Dorsey Potter Tyson




Printmaker, illustrator, sculptor, and painter Dorsey Potter Tyson, known to his friends as "Petey," was born in Frederick, Maryland, on January 17, 1891. He was raised in Baltimore by his parents, Caleb Dorsey and Lillian Potter Tyson, where it appears he would spend the majority of his life. Despite a prolific and varied artistic career, there is no catalogue raisonne for his work and there seems to be very little documentation of his work. He graduated from Baltimore City College in 1911 with a degree in law while working for the Title Guarantee and Trust Co. During World War I he was stationed in Camp Upton, New York and in Hoboken, New Jersey, serving as a field clerk from 1917 to 1919. Following the war, he and his wife Caroline "Kitty" Polk moved to the Upper West Side, New York, and divided their time between there are Baltimore for a couple of years. They would eventually settle in Baltimore and Tyson would work for the Investment Registry of America, Inc.
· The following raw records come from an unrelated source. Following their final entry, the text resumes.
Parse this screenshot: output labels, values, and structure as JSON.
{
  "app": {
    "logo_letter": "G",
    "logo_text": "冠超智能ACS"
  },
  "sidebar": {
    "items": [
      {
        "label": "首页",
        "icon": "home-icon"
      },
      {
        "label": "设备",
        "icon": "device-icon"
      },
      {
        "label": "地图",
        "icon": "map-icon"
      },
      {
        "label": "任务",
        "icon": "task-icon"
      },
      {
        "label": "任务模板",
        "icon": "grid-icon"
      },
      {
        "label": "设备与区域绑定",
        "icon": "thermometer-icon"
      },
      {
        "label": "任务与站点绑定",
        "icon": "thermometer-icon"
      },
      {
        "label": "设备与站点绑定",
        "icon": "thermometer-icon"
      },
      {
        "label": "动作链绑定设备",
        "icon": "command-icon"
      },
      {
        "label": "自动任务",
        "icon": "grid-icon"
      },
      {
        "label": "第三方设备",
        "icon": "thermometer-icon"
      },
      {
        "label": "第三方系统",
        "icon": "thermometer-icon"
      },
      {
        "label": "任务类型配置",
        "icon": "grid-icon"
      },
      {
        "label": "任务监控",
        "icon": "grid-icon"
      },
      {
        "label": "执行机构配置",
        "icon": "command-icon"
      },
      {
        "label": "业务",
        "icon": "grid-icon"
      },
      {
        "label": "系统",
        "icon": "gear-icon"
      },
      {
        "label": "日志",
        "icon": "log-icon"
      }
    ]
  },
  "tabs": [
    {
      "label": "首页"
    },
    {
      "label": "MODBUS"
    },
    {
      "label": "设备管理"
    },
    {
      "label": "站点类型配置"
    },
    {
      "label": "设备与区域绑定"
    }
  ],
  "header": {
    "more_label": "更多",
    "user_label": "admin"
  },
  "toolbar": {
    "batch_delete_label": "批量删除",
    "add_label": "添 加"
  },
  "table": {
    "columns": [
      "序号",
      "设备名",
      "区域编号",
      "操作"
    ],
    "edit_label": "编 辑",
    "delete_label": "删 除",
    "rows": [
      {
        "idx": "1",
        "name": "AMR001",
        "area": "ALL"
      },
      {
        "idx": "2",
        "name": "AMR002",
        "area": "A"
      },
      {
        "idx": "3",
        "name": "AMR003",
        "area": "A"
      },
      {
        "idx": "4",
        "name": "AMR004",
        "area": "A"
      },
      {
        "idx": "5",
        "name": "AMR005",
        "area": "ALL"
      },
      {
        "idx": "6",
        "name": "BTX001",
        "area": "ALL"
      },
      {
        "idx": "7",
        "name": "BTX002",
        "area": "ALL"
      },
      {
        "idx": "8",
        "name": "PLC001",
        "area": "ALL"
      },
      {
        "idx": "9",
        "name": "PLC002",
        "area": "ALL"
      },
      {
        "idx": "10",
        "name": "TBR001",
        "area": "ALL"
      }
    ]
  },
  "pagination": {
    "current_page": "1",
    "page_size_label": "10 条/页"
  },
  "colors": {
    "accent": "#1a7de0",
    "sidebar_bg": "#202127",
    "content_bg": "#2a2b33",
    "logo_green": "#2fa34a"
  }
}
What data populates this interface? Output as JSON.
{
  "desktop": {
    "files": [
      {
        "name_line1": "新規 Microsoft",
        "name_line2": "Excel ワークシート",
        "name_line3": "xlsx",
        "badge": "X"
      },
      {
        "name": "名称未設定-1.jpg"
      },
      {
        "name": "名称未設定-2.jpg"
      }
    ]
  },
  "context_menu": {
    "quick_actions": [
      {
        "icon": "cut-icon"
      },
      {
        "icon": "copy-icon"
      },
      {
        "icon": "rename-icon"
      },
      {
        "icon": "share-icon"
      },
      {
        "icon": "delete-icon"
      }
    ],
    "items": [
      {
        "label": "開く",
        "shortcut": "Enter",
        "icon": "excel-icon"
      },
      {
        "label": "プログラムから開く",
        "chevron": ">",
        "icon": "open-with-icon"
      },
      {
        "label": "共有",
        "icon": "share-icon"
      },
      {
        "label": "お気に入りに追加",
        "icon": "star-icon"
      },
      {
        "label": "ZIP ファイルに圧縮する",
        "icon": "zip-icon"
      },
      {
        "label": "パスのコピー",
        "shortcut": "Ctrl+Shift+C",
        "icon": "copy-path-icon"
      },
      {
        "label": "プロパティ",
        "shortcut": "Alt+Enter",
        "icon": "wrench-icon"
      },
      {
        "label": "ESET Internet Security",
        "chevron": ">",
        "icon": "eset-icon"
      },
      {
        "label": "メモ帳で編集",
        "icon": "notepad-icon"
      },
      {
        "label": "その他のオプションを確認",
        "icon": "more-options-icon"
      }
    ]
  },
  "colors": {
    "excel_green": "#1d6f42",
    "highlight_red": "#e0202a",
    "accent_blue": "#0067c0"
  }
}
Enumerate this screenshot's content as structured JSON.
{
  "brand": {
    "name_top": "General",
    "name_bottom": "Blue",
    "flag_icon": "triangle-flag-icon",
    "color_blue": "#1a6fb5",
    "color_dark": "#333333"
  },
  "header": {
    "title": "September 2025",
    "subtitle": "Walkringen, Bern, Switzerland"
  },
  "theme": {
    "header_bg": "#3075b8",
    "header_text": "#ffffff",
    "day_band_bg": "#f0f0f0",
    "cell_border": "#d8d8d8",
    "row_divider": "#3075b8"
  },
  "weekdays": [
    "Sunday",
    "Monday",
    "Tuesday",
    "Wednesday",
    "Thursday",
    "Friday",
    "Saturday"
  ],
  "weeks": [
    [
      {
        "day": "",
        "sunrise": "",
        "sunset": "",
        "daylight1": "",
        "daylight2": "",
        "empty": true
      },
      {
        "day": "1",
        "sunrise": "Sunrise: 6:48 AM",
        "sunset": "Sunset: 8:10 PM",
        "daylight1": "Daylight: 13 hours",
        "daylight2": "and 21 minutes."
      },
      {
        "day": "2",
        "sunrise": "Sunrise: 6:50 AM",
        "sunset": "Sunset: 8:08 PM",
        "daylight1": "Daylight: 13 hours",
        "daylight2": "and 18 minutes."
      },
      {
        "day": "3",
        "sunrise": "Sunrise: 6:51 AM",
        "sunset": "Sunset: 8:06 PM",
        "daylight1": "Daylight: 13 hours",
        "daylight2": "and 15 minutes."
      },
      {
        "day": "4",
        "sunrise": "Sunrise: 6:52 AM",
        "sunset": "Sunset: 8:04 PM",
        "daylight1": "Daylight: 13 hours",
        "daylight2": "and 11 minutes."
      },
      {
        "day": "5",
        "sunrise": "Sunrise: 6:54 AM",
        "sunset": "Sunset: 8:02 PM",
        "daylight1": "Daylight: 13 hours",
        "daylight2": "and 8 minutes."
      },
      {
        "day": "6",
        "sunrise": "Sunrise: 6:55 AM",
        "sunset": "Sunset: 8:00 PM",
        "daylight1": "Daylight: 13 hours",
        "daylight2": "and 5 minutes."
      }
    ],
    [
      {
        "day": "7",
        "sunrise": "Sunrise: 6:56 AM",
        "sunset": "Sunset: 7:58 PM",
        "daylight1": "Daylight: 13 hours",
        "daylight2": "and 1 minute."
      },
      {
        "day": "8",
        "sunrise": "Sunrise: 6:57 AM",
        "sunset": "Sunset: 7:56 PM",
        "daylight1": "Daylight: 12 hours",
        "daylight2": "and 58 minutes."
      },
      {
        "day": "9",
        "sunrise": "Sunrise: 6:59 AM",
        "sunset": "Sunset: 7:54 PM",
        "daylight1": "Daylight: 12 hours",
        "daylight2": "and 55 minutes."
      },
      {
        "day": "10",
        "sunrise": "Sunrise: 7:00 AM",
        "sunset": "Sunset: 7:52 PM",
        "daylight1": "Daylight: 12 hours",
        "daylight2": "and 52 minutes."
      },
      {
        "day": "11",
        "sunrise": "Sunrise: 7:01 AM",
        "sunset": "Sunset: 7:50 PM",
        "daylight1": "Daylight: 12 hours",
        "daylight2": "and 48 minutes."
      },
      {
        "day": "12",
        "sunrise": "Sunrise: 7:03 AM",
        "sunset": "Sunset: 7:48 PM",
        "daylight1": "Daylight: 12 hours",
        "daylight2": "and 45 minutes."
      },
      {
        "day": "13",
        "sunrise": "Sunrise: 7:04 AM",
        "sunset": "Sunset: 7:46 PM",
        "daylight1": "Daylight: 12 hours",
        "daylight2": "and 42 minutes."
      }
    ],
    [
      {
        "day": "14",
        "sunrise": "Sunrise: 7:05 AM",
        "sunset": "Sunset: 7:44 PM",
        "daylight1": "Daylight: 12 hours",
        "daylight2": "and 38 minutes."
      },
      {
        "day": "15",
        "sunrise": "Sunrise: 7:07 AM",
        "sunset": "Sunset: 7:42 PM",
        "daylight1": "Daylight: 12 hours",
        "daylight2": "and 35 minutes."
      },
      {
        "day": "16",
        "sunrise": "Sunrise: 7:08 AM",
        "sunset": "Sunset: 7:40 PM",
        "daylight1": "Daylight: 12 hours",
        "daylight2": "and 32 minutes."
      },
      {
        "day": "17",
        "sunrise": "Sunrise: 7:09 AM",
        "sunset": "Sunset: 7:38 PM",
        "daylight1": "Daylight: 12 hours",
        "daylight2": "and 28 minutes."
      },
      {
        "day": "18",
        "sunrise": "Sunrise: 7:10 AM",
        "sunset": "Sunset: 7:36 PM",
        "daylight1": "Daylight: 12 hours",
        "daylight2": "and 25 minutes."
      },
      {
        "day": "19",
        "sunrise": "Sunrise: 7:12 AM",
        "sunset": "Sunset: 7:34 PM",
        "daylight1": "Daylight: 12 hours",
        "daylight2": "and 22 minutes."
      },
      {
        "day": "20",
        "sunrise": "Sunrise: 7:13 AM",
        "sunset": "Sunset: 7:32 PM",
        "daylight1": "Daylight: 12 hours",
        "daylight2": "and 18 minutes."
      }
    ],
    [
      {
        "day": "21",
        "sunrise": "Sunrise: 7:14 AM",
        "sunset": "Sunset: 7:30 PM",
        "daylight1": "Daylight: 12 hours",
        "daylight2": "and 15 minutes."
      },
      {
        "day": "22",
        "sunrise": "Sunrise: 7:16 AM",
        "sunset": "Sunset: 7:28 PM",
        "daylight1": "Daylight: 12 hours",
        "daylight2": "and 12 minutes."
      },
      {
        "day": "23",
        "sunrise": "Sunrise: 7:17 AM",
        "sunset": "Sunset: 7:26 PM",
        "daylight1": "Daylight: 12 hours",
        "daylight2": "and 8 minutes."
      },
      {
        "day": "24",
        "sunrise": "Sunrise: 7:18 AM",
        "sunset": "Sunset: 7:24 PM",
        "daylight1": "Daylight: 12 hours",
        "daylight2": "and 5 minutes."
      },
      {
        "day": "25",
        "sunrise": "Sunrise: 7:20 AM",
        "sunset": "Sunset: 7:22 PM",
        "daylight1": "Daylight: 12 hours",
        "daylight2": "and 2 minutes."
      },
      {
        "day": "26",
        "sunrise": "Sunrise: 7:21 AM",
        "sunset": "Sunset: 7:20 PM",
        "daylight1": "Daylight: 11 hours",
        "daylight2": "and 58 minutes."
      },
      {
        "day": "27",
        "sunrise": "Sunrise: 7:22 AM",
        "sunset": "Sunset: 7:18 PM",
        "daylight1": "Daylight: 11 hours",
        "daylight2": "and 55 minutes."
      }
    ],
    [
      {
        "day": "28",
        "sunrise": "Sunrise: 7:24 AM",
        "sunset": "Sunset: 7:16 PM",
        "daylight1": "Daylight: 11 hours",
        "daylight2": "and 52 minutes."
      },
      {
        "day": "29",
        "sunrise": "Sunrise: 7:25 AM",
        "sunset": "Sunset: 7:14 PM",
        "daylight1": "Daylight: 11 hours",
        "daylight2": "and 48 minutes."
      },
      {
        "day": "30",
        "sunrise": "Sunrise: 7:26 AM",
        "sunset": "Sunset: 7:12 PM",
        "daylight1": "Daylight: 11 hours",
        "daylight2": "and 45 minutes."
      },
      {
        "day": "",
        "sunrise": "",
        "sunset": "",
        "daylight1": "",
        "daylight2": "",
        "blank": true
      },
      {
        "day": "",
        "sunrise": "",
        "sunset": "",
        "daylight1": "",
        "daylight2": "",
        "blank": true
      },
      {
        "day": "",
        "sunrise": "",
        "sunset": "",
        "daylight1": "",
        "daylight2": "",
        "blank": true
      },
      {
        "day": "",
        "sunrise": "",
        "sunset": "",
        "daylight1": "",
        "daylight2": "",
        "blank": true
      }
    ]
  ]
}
Early works by Tyson date to the mid 1920s, which include urban architectural etchings and Ex Libris. By the late 1920s he had begun developing the style he would be most recognized for, the color etchings of Asian - predominantly Chinese - figures, verging on the fantastical. He was no doubt inspired by Elyse Ashe Lord, who had earlier begun to develop the techniques that resembled watercolors in their delicacy and intricate design. By 1930, census listed Tyson as an engraver. His fine art works continued through the late 1930s, but from World War II onward his career is spotty. An avid Airedale Terrier dog breed enthusaiast, he was involved with show dog events and he would illustrate various articles for Poodle Showcase magazine in the 1960s. 

Dorsey Potter Tyson died in Baltimore City, Maryland, on October 1, 1969. A more in depth article on the artist's life and career can be found on the Eastern Impressions blog.